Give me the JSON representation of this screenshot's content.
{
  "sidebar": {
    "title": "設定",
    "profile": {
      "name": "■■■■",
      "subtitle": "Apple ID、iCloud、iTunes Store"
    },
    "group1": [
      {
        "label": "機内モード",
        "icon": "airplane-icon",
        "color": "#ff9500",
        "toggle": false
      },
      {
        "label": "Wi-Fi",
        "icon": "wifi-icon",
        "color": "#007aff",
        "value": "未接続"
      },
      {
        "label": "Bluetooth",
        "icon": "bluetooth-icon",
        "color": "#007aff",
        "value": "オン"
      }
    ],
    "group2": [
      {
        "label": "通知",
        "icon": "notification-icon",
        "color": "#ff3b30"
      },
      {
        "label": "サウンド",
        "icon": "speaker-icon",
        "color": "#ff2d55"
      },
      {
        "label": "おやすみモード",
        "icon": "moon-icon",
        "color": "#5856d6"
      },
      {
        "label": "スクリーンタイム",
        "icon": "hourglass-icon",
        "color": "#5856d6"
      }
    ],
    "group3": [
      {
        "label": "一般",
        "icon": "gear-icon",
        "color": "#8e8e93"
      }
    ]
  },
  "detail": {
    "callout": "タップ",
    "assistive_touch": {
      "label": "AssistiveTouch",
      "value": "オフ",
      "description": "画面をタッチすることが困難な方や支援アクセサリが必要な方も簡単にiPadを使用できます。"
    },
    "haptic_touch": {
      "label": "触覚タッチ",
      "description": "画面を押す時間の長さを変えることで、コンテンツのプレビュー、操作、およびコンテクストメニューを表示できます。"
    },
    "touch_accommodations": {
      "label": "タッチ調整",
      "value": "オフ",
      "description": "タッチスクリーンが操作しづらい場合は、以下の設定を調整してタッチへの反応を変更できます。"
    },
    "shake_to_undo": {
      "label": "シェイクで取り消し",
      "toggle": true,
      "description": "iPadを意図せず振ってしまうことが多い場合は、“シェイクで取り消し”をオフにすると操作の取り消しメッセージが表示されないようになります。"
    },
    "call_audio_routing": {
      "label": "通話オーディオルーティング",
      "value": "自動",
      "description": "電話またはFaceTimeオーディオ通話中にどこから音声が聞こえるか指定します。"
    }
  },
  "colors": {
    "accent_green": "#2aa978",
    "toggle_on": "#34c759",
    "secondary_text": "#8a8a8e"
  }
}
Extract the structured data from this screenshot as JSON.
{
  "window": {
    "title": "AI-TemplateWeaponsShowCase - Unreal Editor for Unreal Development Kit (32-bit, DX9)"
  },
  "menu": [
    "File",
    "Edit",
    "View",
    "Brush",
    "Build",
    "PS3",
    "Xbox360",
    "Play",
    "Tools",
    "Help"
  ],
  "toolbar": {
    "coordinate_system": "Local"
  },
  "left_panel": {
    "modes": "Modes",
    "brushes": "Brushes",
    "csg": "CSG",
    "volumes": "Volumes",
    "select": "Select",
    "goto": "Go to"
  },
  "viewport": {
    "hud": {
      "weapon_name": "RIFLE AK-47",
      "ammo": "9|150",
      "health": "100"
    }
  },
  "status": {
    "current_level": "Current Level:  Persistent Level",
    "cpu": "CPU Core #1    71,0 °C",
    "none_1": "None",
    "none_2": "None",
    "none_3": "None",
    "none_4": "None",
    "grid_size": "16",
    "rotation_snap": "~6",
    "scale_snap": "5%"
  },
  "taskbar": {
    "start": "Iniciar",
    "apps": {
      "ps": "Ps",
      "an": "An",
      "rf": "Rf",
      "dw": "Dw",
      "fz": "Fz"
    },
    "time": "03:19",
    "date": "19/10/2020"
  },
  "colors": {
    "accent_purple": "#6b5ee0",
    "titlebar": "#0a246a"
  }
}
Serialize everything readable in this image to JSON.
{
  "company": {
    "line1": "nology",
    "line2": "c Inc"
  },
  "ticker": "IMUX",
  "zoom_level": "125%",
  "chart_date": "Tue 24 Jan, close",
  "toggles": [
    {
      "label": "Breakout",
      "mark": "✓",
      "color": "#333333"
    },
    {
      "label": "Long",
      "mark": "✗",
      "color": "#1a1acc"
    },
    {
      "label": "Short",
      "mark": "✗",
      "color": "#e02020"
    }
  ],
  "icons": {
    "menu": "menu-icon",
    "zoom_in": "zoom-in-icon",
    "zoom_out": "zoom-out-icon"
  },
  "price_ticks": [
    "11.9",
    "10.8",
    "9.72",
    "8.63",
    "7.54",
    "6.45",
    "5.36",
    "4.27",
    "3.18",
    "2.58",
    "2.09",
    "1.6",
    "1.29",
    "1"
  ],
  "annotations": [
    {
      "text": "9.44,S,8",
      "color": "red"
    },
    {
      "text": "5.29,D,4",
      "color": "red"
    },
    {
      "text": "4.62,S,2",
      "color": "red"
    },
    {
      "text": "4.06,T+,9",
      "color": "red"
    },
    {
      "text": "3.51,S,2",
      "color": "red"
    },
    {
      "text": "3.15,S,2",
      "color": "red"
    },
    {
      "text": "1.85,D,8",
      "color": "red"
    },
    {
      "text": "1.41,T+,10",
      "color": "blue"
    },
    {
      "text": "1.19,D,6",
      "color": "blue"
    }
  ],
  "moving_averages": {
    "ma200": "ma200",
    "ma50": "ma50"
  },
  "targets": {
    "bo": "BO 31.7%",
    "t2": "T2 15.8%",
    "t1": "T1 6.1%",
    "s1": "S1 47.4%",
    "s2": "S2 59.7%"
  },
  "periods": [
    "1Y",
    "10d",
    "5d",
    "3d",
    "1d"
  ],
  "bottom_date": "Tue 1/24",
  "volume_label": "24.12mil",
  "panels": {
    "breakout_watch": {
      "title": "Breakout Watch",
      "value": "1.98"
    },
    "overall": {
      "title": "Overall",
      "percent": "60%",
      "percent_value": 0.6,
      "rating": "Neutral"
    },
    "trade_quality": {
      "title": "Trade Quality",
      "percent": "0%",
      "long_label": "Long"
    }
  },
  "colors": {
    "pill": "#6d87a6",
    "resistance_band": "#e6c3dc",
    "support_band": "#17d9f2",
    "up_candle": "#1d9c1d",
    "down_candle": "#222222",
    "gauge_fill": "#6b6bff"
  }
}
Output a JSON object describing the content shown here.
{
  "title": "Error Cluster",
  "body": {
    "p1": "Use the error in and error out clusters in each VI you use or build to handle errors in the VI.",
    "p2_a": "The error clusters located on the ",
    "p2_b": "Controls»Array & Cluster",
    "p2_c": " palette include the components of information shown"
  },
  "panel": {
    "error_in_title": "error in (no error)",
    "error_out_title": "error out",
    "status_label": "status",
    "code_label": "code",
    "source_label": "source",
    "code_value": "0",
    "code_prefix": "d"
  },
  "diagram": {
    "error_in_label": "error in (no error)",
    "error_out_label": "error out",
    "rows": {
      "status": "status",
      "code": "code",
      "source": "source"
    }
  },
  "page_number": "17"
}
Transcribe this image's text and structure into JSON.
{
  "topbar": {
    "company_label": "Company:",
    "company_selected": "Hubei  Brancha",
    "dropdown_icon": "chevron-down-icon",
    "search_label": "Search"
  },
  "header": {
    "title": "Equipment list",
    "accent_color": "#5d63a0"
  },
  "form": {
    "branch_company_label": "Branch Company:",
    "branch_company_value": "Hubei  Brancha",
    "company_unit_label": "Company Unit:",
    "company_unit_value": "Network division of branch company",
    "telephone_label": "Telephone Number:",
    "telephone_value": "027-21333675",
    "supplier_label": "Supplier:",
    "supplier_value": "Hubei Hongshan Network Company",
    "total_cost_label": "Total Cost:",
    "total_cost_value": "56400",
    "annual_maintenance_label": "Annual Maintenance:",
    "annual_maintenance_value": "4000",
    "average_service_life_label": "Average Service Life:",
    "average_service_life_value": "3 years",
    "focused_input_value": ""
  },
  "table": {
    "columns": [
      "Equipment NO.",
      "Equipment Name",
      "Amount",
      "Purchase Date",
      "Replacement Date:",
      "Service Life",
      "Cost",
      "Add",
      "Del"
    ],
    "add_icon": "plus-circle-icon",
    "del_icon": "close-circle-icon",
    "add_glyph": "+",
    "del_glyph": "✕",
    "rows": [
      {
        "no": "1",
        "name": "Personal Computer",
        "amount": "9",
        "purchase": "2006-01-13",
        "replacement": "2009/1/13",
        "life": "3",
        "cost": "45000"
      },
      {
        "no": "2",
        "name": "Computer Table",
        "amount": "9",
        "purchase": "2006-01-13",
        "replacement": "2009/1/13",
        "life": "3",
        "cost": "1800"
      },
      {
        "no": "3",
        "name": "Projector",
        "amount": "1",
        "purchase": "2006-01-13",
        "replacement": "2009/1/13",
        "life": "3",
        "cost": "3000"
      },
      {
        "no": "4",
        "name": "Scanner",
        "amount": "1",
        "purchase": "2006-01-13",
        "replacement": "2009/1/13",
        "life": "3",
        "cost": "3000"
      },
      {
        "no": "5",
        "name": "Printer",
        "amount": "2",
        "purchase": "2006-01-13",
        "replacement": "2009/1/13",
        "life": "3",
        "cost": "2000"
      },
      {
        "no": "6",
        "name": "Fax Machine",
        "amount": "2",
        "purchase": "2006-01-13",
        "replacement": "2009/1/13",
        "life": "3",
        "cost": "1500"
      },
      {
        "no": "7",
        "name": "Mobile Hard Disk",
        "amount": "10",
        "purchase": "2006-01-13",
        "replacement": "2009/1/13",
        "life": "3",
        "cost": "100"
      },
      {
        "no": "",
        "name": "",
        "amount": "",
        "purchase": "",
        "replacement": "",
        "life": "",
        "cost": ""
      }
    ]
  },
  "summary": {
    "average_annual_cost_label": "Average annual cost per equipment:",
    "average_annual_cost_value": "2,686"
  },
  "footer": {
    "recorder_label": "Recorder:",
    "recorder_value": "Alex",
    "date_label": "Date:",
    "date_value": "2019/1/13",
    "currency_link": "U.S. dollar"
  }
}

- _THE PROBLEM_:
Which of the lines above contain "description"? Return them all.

- _EXERCISE SOLUTION_:
      "description": "画面をタッチすることが困難な方や支援アクセサリが必要な方も簡単にiPadを使用できます。"
      "description": "画面を押す時間の長さを変えることで、コンテンツのプレビュー、操作、およびコンテクストメニューを表示できます。"
      "description": "タッチスクリーンが操作しづらい場合は、以下の設定を調整してタッチへの反応を変更できます。"
      "description": "iPadを意図せず振ってしまうことが多い場合は、“シェイクで取り消し”をオフにすると操作の取り消しメッセージが表示されないようになります。"
      "description": "電話またはFaceTimeオーディオ通話中にどこから音声が聞こえるか指定します。"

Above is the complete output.